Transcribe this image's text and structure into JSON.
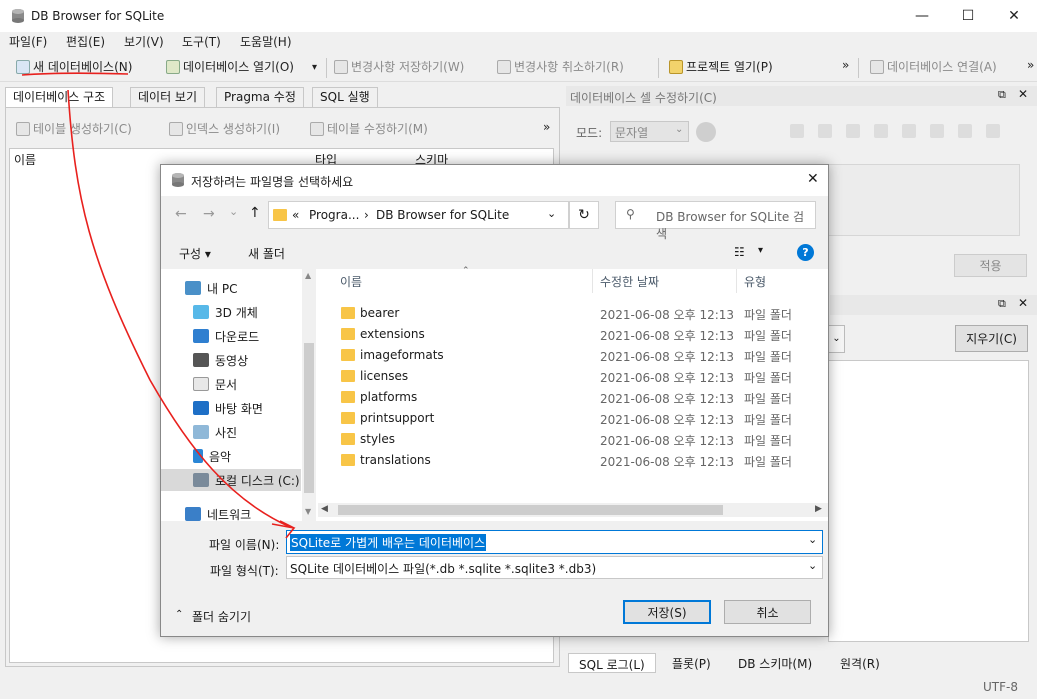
{
  "window": {
    "title": "DB Browser for SQLite",
    "minimize": "—",
    "maximize": "☐",
    "close": "✕"
  },
  "menu": [
    "파일(F)",
    "편집(E)",
    "보기(V)",
    "도구(T)",
    "도움말(H)"
  ],
  "toolbar": {
    "new_db": "새 데이터베이스(N)",
    "open_db": "데이터베이스 열기(O)",
    "open_dropdown": "▾",
    "save_changes": "변경사항 저장하기(W)",
    "revert_changes": "변경사항 취소하기(R)",
    "open_project": "프로젝트 열기(P)",
    "overflow1": "»",
    "attach_db": "데이터베이스 연결(A)",
    "overflow2": "»"
  },
  "main_tabs": [
    "데이터베이스 구조",
    "데이터 보기",
    "Pragma 수정",
    "SQL 실행"
  ],
  "structure_toolbar": {
    "create_table": "테이블 생성하기(C)",
    "create_index": "인덱스 생성하기(I)",
    "modify_table": "테이블 수정하기(M)",
    "overflow": "»"
  },
  "structure_columns": [
    "이름",
    "타입",
    "스키마"
  ],
  "edit_cell": {
    "title": "데이터베이스 셀 수정하기(C)",
    "mode_label": "모드:",
    "mode_value": "문자열",
    "apply": "적용"
  },
  "sql_log": {
    "clear": "지우기(C)"
  },
  "bottom_tabs": [
    "SQL 로그(L)",
    "플롯(P)",
    "DB 스키마(M)",
    "원격(R)"
  ],
  "status": {
    "encoding": "UTF-8"
  },
  "dialog": {
    "title": "저장하려는 파일명을 선택하세요",
    "close": "✕",
    "back": "←",
    "forward": "→",
    "recent": "⌄",
    "up": "↑",
    "path": [
      "«",
      "Progra...",
      "›",
      "DB Browser for SQLite"
    ],
    "refresh": "↻",
    "search_placeholder": "DB Browser for SQLite 검색",
    "organize": "구성 ▾",
    "new_folder": "새 폴더",
    "view_options": "▾",
    "help": "?",
    "nav": [
      "내 PC",
      "3D 개체",
      "다운로드",
      "동영상",
      "문서",
      "바탕 화면",
      "사진",
      "음악",
      "로컬 디스크 (C:)",
      "네트워크"
    ],
    "columns": {
      "name": "이름",
      "modified": "수정한 날짜",
      "type": "유형"
    },
    "files": [
      {
        "name": "bearer",
        "date": "2021-06-08 오후 12:13",
        "type": "파일 폴더"
      },
      {
        "name": "extensions",
        "date": "2021-06-08 오후 12:13",
        "type": "파일 폴더"
      },
      {
        "name": "imageformats",
        "date": "2021-06-08 오후 12:13",
        "type": "파일 폴더"
      },
      {
        "name": "licenses",
        "date": "2021-06-08 오후 12:13",
        "type": "파일 폴더"
      },
      {
        "name": "platforms",
        "date": "2021-06-08 오후 12:13",
        "type": "파일 폴더"
      },
      {
        "name": "printsupport",
        "date": "2021-06-08 오후 12:13",
        "type": "파일 폴더"
      },
      {
        "name": "styles",
        "date": "2021-06-08 오후 12:13",
        "type": "파일 폴더"
      },
      {
        "name": "translations",
        "date": "2021-06-08 오후 12:13",
        "type": "파일 폴더"
      }
    ],
    "filename_label": "파일 이름(N):",
    "filename_value": "SQLite로 가볍게 배우는 데이터베이스",
    "filetype_label": "파일 형식(T):",
    "filetype_value": "SQLite 데이터베이스 파일(*.db *.sqlite *.sqlite3 *.db3)",
    "hide_folders": "폴더 숨기기",
    "save": "저장(S)",
    "cancel": "취소"
  },
  "colors": {
    "accent": "#0078d7",
    "folder": "#f8c547",
    "annotation": "#e8211e"
  }
}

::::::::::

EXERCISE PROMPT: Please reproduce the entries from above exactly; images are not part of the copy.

SOLUTION TO THIS PROBLEM:
Transcribe this image's text and structure into JSON.
{
  "window": {
    "title": "DB Browser for SQLite",
    "minimize": "—",
    "maximize": "☐",
    "close": "✕"
  },
  "menu": [
    "파일(F)",
    "편집(E)",
    "보기(V)",
    "도구(T)",
    "도움말(H)"
  ],
  "toolbar": {
    "new_db": "새 데이터베이스(N)",
    "open_db": "데이터베이스 열기(O)",
    "open_dropdown": "▾",
    "save_changes": "변경사항 저장하기(W)",
    "revert_changes": "변경사항 취소하기(R)",
    "open_project": "프로젝트 열기(P)",
    "overflow1": "»",
    "attach_db": "데이터베이스 연결(A)",
    "overflow2": "»"
  },
  "main_tabs": [
    "데이터베이스 구조",
    "데이터 보기",
    "Pragma 수정",
    "SQL 실행"
  ],
  "structure_toolbar": {
    "create_table": "테이블 생성하기(C)",
    "create_index": "인덱스 생성하기(I)",
    "modify_table": "테이블 수정하기(M)",
    "overflow": "»"
  },
  "structure_columns": [
    "이름",
    "타입",
    "스키마"
  ],
  "edit_cell": {
    "title": "데이터베이스 셀 수정하기(C)",
    "mode_label": "모드:",
    "mode_value": "문자열",
    "apply": "적용"
  },
  "sql_log": {
    "clear": "지우기(C)"
  },
  "bottom_tabs": [
    "SQL 로그(L)",
    "플롯(P)",
    "DB 스키마(M)",
    "원격(R)"
  ],
  "status": {
    "encoding": "UTF-8"
  },
  "dialog": {
    "title": "저장하려는 파일명을 선택하세요",
    "close": "✕",
    "back": "←",
    "forward": "→",
    "recent": "⌄",
    "up": "↑",
    "path": [
      "«",
      "Progra...",
      "›",
      "DB Browser for SQLite"
    ],
    "refresh": "↻",
    "search_placeholder": "DB Browser for SQLite 검색",
    "organize": "구성 ▾",
    "new_folder": "새 폴더",
    "view_options": "▾",
    "help": "?",
    "nav": [
      "내 PC",
      "3D 개체",
      "다운로드",
      "동영상",
      "문서",
      "바탕 화면",
      "사진",
      "음악",
      "로컬 디스크 (C:)",
      "네트워크"
    ],
    "columns": {
      "name": "이름",
      "modified": "수정한 날짜",
      "type": "유형"
    },
    "files": [
      {
        "name": "bearer",
        "date": "2021-06-08 오후 12:13",
        "type": "파일 폴더"
      },
      {
        "name": "extensions",
        "date": "2021-06-08 오후 12:13",
        "type": "파일 폴더"
      },
      {
        "name": "imageformats",
        "date": "2021-06-08 오후 12:13",
        "type": "파일 폴더"
      },
      {
        "name": "licenses",
        "date": "2021-06-08 오후 12:13",
        "type": "파일 폴더"
      },
      {
        "name": "platforms",
        "date": "2021-06-08 오후 12:13",
        "type": "파일 폴더"
      },
      {
        "name": "printsupport",
        "date": "2021-06-08 오후 12:13",
        "type": "파일 폴더"
      },
      {
        "name": "styles",
        "date": "2021-06-08 오후 12:13",
        "type": "파일 폴더"
      },
      {
        "name": "translations",
        "date": "2021-06-08 오후 12:13",
        "type": "파일 폴더"
      }
    ],
    "filename_label": "파일 이름(N):",
    "filename_value": "SQLite로 가볍게 배우는 데이터베이스",
    "filetype_label": "파일 형식(T):",
    "filetype_value": "SQLite 데이터베이스 파일(*.db *.sqlite *.sqlite3 *.db3)",
    "hide_folders": "폴더 숨기기",
    "save": "저장(S)",
    "cancel": "취소"
  },
  "colors": {
    "accent": "#0078d7",
    "folder": "#f8c547",
    "annotation": "#e8211e"
  }
}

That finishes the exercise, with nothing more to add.